> **Exercise objective**
Find the word "data" in the records below. List each line containing it.

####

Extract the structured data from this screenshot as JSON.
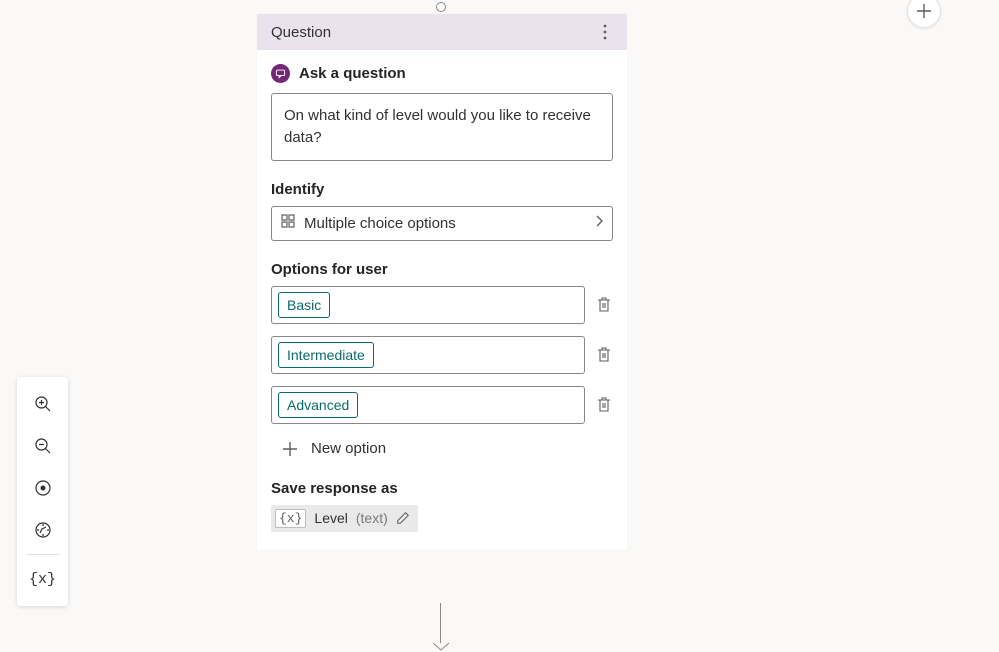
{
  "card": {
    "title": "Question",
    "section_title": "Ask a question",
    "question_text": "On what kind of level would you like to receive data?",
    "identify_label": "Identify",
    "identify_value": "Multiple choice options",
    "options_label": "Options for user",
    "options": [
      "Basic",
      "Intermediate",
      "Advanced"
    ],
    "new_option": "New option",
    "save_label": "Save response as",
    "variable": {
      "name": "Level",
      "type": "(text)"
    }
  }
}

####

> **Answer to the exercise**
Extract the structured data from this screenshot as JSON.
    "question_text": "On what kind of level would you like to receive data?",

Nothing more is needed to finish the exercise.